Named the PGA Tour Player of the Year in 2011, Donald currently sits atop the Official World Golf rankings as the No.1 player in the world. Luke also gained his second career top-five Masters finish last year.
That said, Poulter's record in the majors has been spotty. Since 2007 he has four top-10 finishes, but he has also failed to make the cut in seven of 18 major tournaments.
His Masters' efforts are of a similar ilk. Besides last year's fourth-place finish, his three most recent trips to Augusta have resulted in two missed cuts and a 38th place finish.
His current world ranking is clearly reflected in his very short 16-1 odds, and by now you know what I think of taking short odds in a golf tournament.
Geoff Ogilvy is off to a poor start (by his standards) this year. In truth, with the exception of last year's Masters' performance (T-4) that saw him string five birdies in a row on the back nine on Sunday, the magic has been missing these past few years.
But winners of majors have an odd way of popping up in, well, majors.
Ogilvy's victory in the U.S. Open at Winged Foot in 2006 may seem a long way off, but he's been worse than 26th only once in seven visits to Augusta. Last year's strong close may get the engines revving for this year's edition.
80-1 is by no means stealing, but Ogilvy wouldn't be a complete surprise.
Just as it's common to see winners of majors show strongly on those four weekends every year, it's even more common to see past Masters' winners play well. The obvious reason is, of course, the Masters is the only major played on the same course every year.
In the five years prior to his winning in 2008, Trevor Immelman had missed two cuts, finished 55th and 56th, and had one top-five finish. Since his victory at Augusta, he's never missed the top-20.
Immelman has been up and down so far this year, but it shouldn't surprise anyone if he's up this week.
100-1 on a guy who won this four years ago and hasn't been worse than 20th since? I'll take a couple of bucks' worth of that action.
If Angel Cabrera had two more legs, on this particular weekend he would be known as "a horse for course."
The 2012 start to his season suggests that Angel may no longer be hard at work on golf, but Augusta has unquestionably brought out the finest aspects of his game.
And to be fair, his Masters' "pre-season" doesn't look terribly different than it did in 2009 when he defeated Kenny Perry and Chad Campbell in a play-off to become the first South American to win the Masters (fellow Argentinian, Roberto De Vicenzo, finished first in the 1968 Masters but was disqualified for signing an incorrect scorecard). Cabrera missed the cuts of the two tournaments just prior to the Masters.

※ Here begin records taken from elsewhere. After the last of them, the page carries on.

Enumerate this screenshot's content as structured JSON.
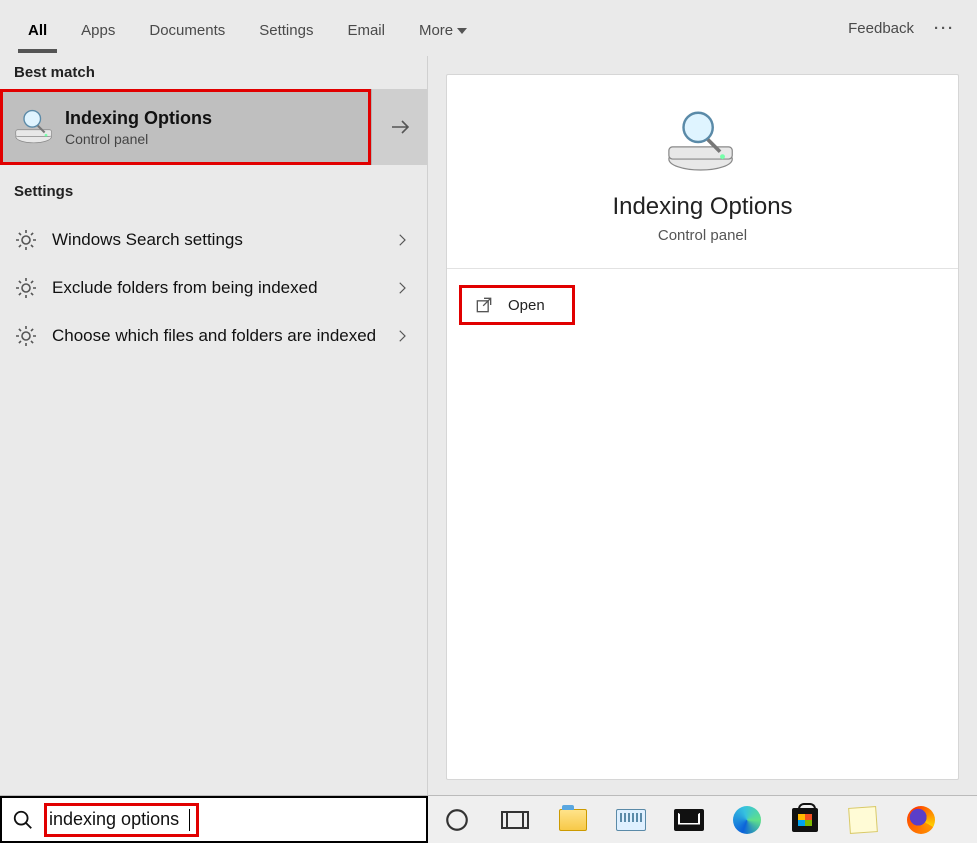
{
  "tabs": {
    "items": [
      "All",
      "Apps",
      "Documents",
      "Settings",
      "Email",
      "More"
    ],
    "active_index": 0,
    "feedback_label": "Feedback"
  },
  "left": {
    "best_match_header": "Best match",
    "best_match": {
      "title": "Indexing Options",
      "subtitle": "Control panel"
    },
    "settings_header": "Settings",
    "settings_items": [
      {
        "label": "Windows Search settings"
      },
      {
        "label": "Exclude folders from being indexed"
      },
      {
        "label": "Choose which files and folders are indexed"
      }
    ]
  },
  "right": {
    "title": "Indexing Options",
    "subtitle": "Control panel",
    "actions": [
      {
        "label": "Open"
      }
    ]
  },
  "search": {
    "value": "indexing options"
  },
  "taskbar_icons": [
    "cortana",
    "task-view",
    "file-explorer",
    "on-screen-keyboard",
    "mail",
    "edge",
    "microsoft-store",
    "sticky-notes",
    "firefox"
  ]
}
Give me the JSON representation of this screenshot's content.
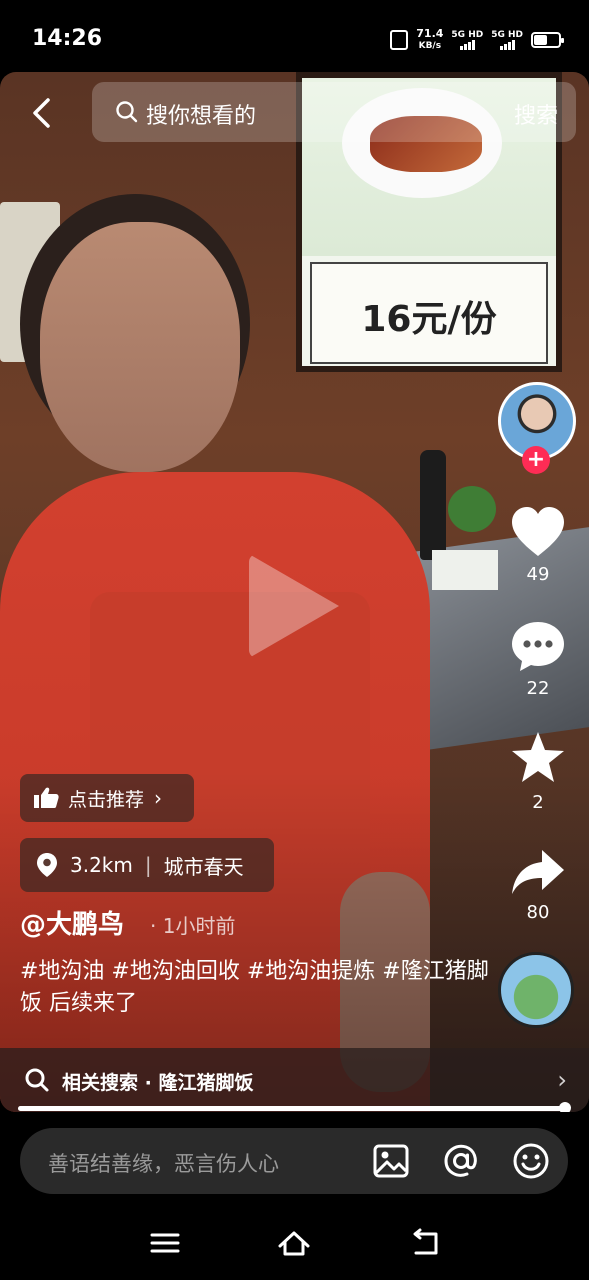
{
  "status_bar": {
    "time": "14:26",
    "net_speed_value": "71.4",
    "net_speed_unit": "KB/s",
    "sim1": "5G HD",
    "sim2": "5G HD",
    "battery_level": 0.6
  },
  "search": {
    "placeholder": "搜你想看的",
    "button": "搜索"
  },
  "video": {
    "poster_price": "16元/份",
    "progress": 0.998
  },
  "rail": {
    "likes": "49",
    "comments": "22",
    "favorites": "2",
    "shares": "80",
    "follow_symbol": "+"
  },
  "info": {
    "recommend_label": "点击推荐",
    "distance": "3.2km",
    "place": "城市春天",
    "author": "@大鹏鸟",
    "time_ago": "· 1小时前",
    "caption": "#地沟油 #地沟油回收 #地沟油提炼 #隆江猪脚饭 后续来了"
  },
  "related": {
    "label": "相关搜索 · 隆江猪脚饭"
  },
  "comment": {
    "placeholder": "善语结善缘，恶言伤人心"
  },
  "colors": {
    "accent": "#fe2c55",
    "background": "#000000"
  }
}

Last year Angel missed the cut in three of the four tournaments leading up to the Masters only to see Augusta's magnificent magnolias seemingly inspire him, as he shot 279 (only three strokes over his 2009 winning score of 276) to finish seventh.
You may not want to take 90-1, but you don' want to bet against him, either.
The last invitee alphabetically, don't be surprised to see Y.E.Yang far from the bottom when it comes to the final leaderboard.
Winner of the 2009 PGA Championship (remember that winners of majors thing), Yang has demonstrated a fondness for Augusta the past two years, opening each Masters with a 67. He finished tied for eighth in 2010 and tied for 20th last year.
He is the first Asian-born player to capture a major championship.
150-1 doesn't seem awful as he attempts to duplicate that feat this weekend in Georgia.